EXERCISE — I would like every record printed again, exactly as shown.

GIVEN ENTRIES —
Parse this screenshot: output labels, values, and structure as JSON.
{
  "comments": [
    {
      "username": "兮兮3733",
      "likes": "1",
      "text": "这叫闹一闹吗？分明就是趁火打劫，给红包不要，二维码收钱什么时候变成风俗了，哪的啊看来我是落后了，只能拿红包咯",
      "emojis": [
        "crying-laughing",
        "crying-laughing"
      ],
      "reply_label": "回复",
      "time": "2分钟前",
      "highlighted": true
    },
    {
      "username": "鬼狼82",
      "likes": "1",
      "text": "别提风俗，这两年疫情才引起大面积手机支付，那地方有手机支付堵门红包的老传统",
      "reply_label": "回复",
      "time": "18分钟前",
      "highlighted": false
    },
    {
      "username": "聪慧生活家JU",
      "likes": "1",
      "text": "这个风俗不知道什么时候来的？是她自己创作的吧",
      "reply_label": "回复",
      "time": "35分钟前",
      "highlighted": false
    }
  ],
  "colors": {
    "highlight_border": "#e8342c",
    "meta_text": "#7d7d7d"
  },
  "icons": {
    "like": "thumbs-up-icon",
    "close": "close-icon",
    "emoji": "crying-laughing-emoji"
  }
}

EXERCISE RESULT —
Parse this screenshot: output labels, values, and structure as JSON.
{
  "comments": [
    {
      "username": "兮兮3733",
      "likes": "1",
      "text": "这叫闹一闹吗？分明就是趁火打劫，给红包不要，二维码收钱什么时候变成风俗了，哪的啊看来我是落后了，只能拿红包咯",
      "emojis": [
        "crying-laughing",
        "crying-laughing"
      ],
      "reply_label": "回复",
      "time": "2分钟前",
      "highlighted": true
    },
    {
      "username": "鬼狼82",
      "likes": "1",
      "text": "别提风俗，这两年疫情才引起大面积手机支付，那地方有手机支付堵门红包的老传统",
      "reply_label": "回复",
      "time": "18分钟前",
      "highlighted": false
    },
    {
      "username": "聪慧生活家JU",
      "likes": "1",
      "text": "这个风俗不知道什么时候来的？是她自己创作的吧",
      "reply_label": "回复",
      "time": "35分钟前",
      "highlighted": false
    }
  ],
  "colors": {
    "highlight_border": "#e8342c",
    "meta_text": "#7d7d7d"
  },
  "icons": {
    "like": "thumbs-up-icon",
    "close": "close-icon",
    "emoji": "crying-laughing-emoji"
  }
}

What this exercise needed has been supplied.